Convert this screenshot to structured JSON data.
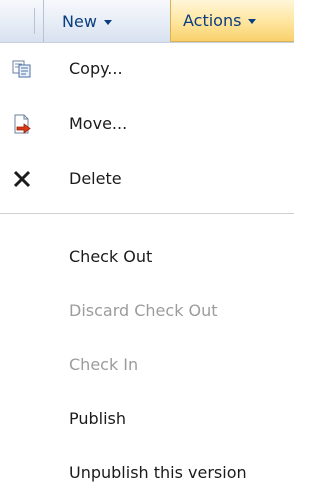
{
  "toolbar": {
    "new_label": "New",
    "actions_label": "Actions"
  },
  "menu": {
    "items": [
      {
        "label": "Copy...",
        "icon": "copy-icon",
        "enabled": true
      },
      {
        "label": "Move...",
        "icon": "move-icon",
        "enabled": true
      },
      {
        "label": "Delete",
        "icon": "delete-icon",
        "enabled": true
      },
      {
        "label": "Check Out",
        "enabled": true
      },
      {
        "label": "Discard Check Out",
        "enabled": false
      },
      {
        "label": "Check In",
        "enabled": false
      },
      {
        "label": "Publish",
        "enabled": true
      },
      {
        "label": "Unpublish this version",
        "enabled": true
      }
    ]
  },
  "colors": {
    "toolbar_text": "#0a3e80",
    "actions_highlight": "#ffe7a3",
    "disabled_text": "#9c9c9c"
  }
}
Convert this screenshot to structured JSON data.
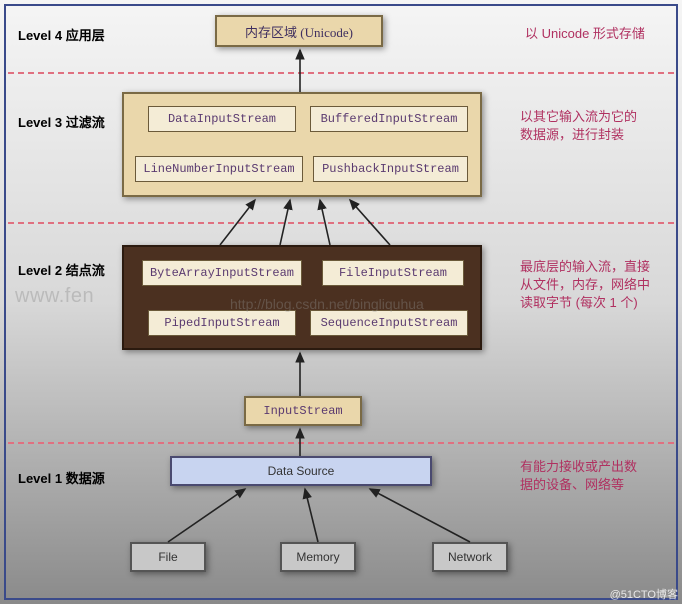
{
  "levels": {
    "l4": {
      "label": "Level 4 应用层",
      "note": "以 Unicode 形式存储",
      "box": "内存区域  (Unicode)"
    },
    "l3": {
      "label": "Level 3 过滤流",
      "note": "以其它输入流为它的\n数据源，进行封装",
      "items": [
        "DataInputStream",
        "BufferedInputStream",
        "LineNumberInputStream",
        "PushbackInputStream"
      ]
    },
    "l2": {
      "label": "Level 2 结点流",
      "note": "最底层的输入流，直接\n从文件，内存，网络中\n读取字节 (每次 1 个)",
      "items": [
        "ByteArrayInputStream",
        "FileInputStream",
        "PipedInputStream",
        "SequenceInputStream"
      ]
    },
    "mid": {
      "box": "InputStream"
    },
    "l1": {
      "label": "Level 1 数据源",
      "note": "有能力接收或产出数\n据的设备、网络等",
      "datasource": "Data Source",
      "sources": [
        "File",
        "Memory",
        "Network"
      ]
    }
  },
  "watermarks": {
    "w1": "www.fen",
    "w2": "http://blog.csdn.net/bingliquhua"
  },
  "badge": "@51CTO博客"
}
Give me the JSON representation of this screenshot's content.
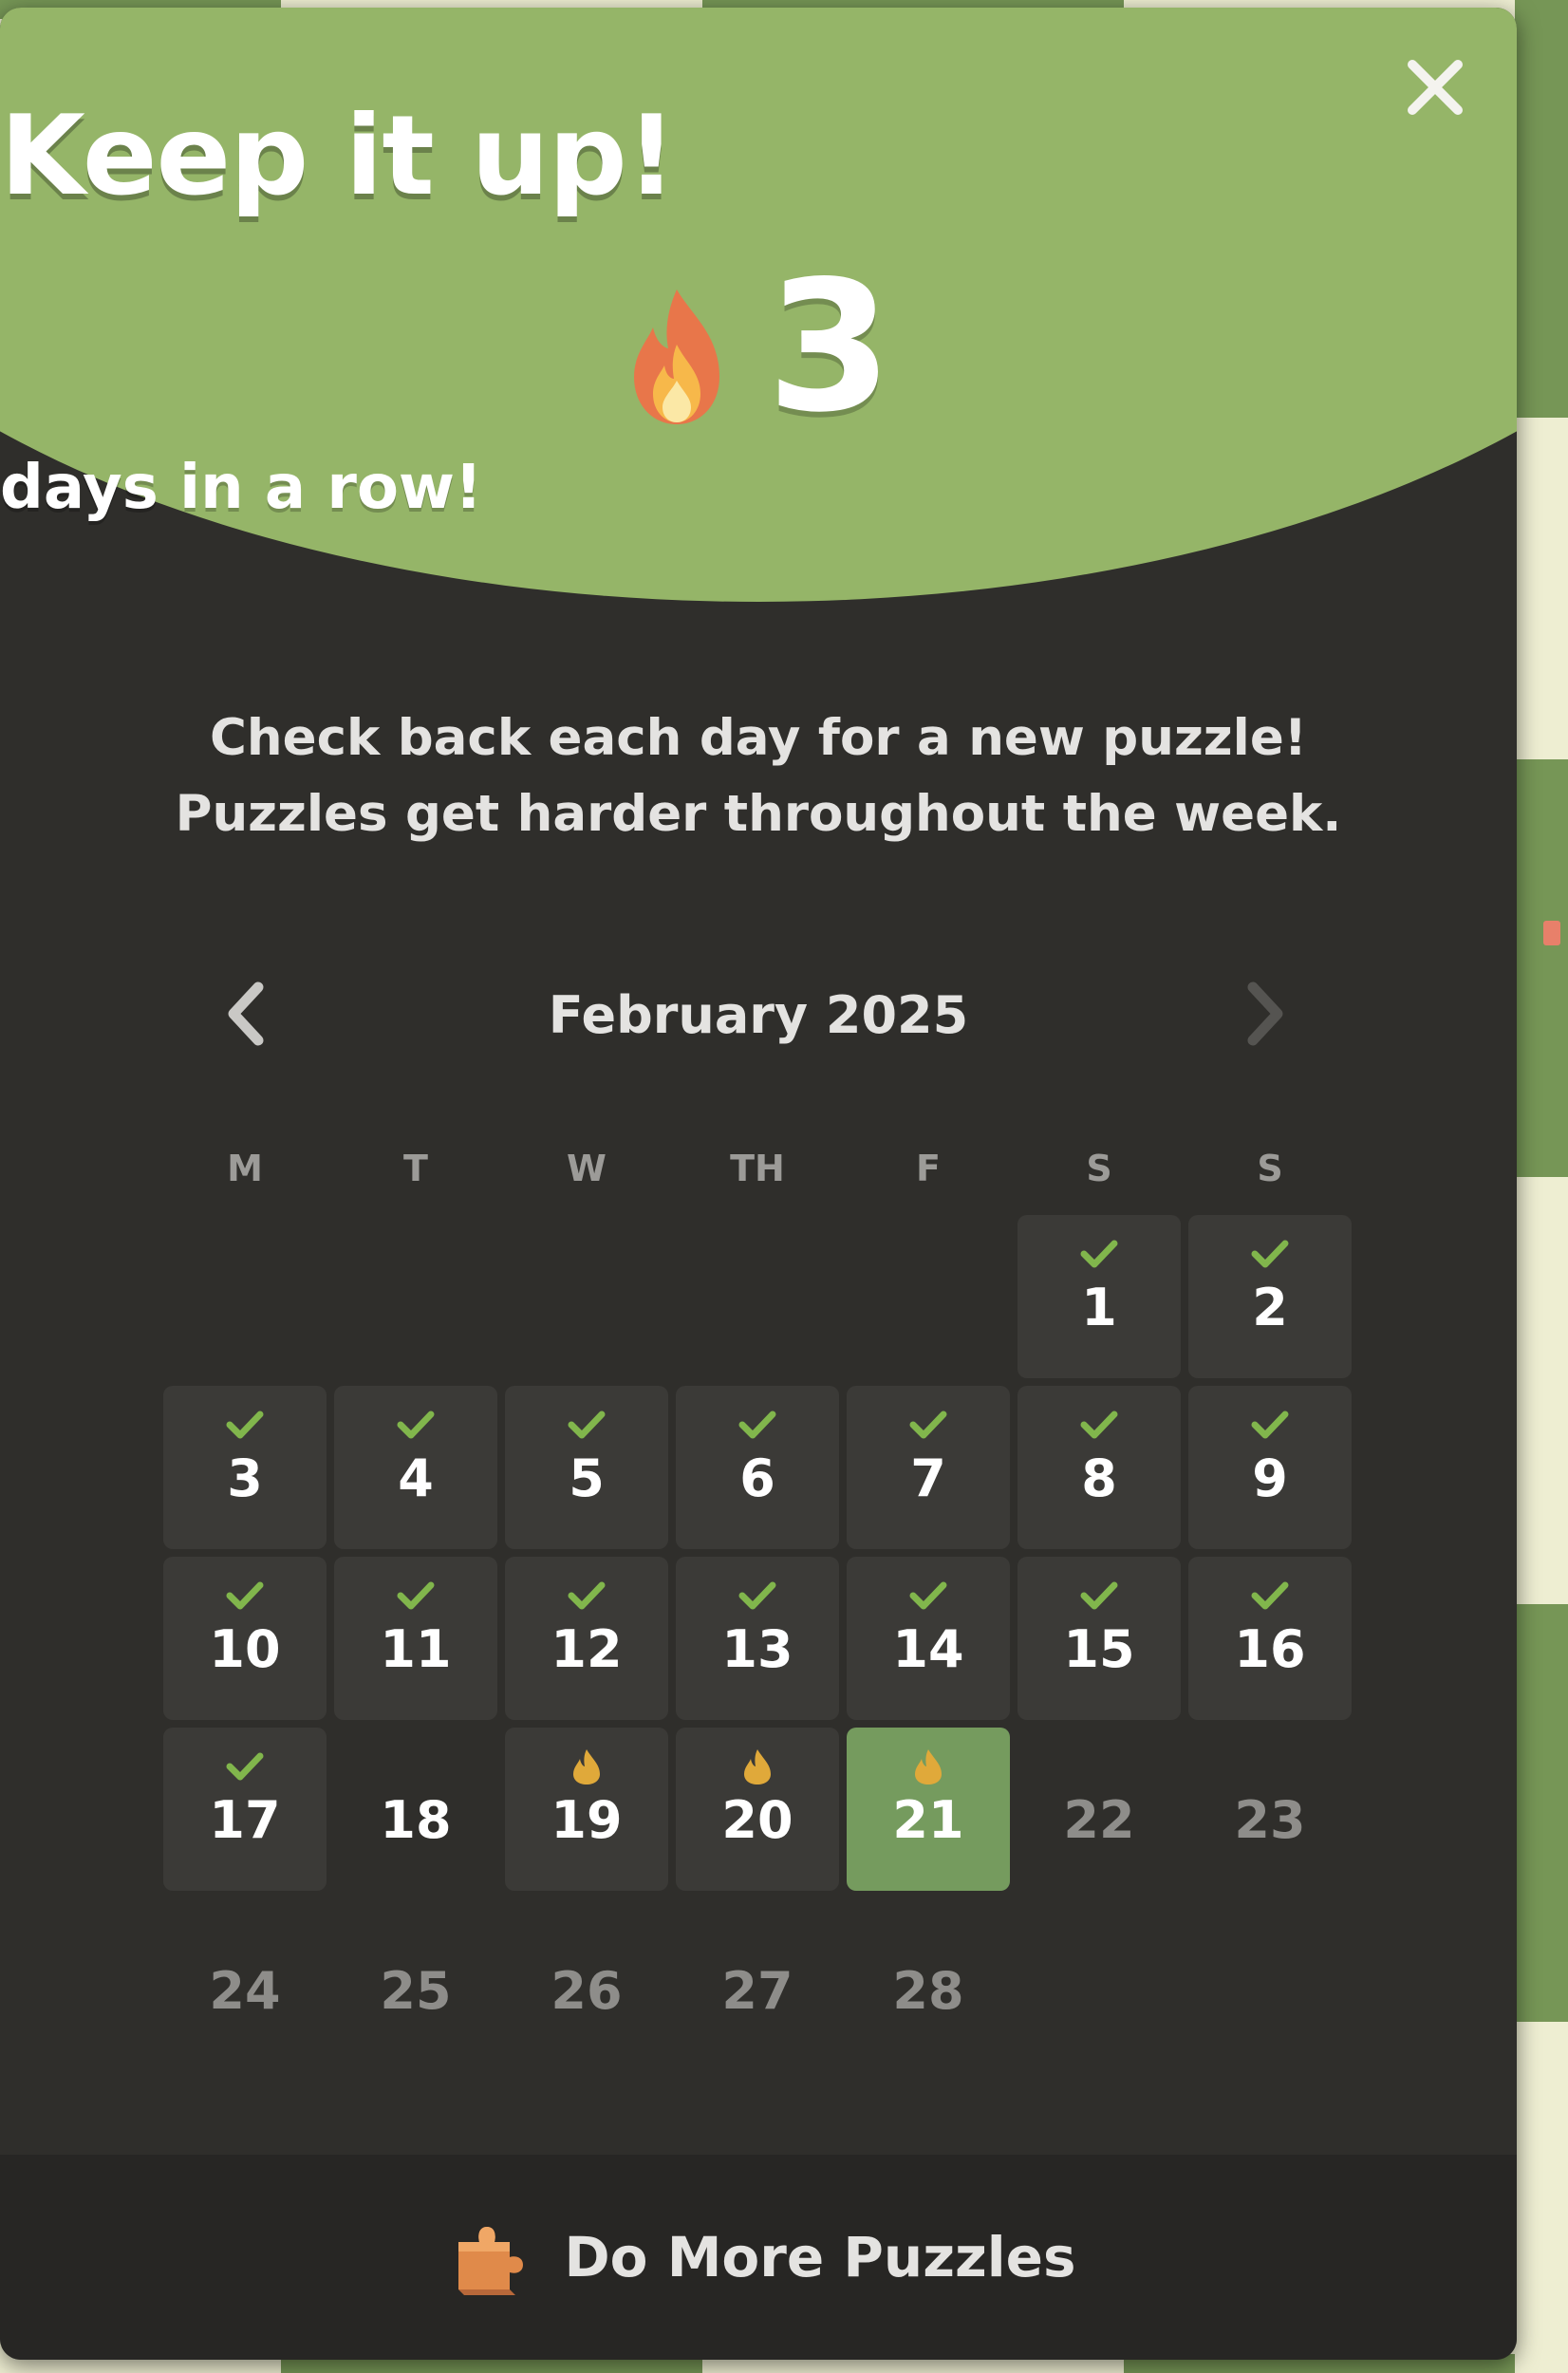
{
  "popup": {
    "title": "Keep it up!",
    "streak_count": "3",
    "streak_label": "days in a row!",
    "message_line1": "Check back each day for a new puzzle!",
    "message_line2": "Puzzles get harder throughout the week.",
    "close_icon": "close-icon"
  },
  "calendar": {
    "month_label": "February 2025",
    "prev_icon": "chevron-left-icon",
    "next_icon": "chevron-right-icon",
    "weekdays": [
      "M",
      "T",
      "W",
      "TH",
      "F",
      "S",
      "S"
    ],
    "leading_blanks": 5,
    "days": [
      {
        "day": "1",
        "status": "solved"
      },
      {
        "day": "2",
        "status": "solved"
      },
      {
        "day": "3",
        "status": "solved"
      },
      {
        "day": "4",
        "status": "solved"
      },
      {
        "day": "5",
        "status": "solved"
      },
      {
        "day": "6",
        "status": "solved"
      },
      {
        "day": "7",
        "status": "solved"
      },
      {
        "day": "8",
        "status": "solved"
      },
      {
        "day": "9",
        "status": "solved"
      },
      {
        "day": "10",
        "status": "solved"
      },
      {
        "day": "11",
        "status": "solved"
      },
      {
        "day": "12",
        "status": "solved"
      },
      {
        "day": "13",
        "status": "solved"
      },
      {
        "day": "14",
        "status": "solved"
      },
      {
        "day": "15",
        "status": "solved"
      },
      {
        "day": "16",
        "status": "solved"
      },
      {
        "day": "17",
        "status": "solved"
      },
      {
        "day": "18",
        "status": "missed"
      },
      {
        "day": "19",
        "status": "streak"
      },
      {
        "day": "20",
        "status": "streak"
      },
      {
        "day": "21",
        "status": "today-streak"
      },
      {
        "day": "22",
        "status": "future"
      },
      {
        "day": "23",
        "status": "future"
      },
      {
        "day": "24",
        "status": "future"
      },
      {
        "day": "25",
        "status": "future"
      },
      {
        "day": "26",
        "status": "future"
      },
      {
        "day": "27",
        "status": "future"
      },
      {
        "day": "28",
        "status": "future"
      }
    ]
  },
  "footer": {
    "button_label": "Do More Puzzles",
    "icon": "puzzle-piece-icon"
  },
  "colors": {
    "hero_green": "#95b568",
    "panel_bg": "#2f2e2b",
    "cell_bg": "#3b3a37",
    "today_bg": "#759b5e",
    "check_green": "#81b64c",
    "flame_gold": "#e0a93a",
    "footer_bg": "#272624"
  }
}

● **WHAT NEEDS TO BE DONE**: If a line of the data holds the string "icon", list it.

● **EXERCISE OUTPUT**:
        "icon": "copy-icon",
        "icon": "move-icon",
        "icon": "delete-icon",
    "close_icon": "close-icon"
    "prev_icon": "chevron-left-icon",
    "next_icon": "chevron-right-icon",
    "icon": "puzzle-piece-icon"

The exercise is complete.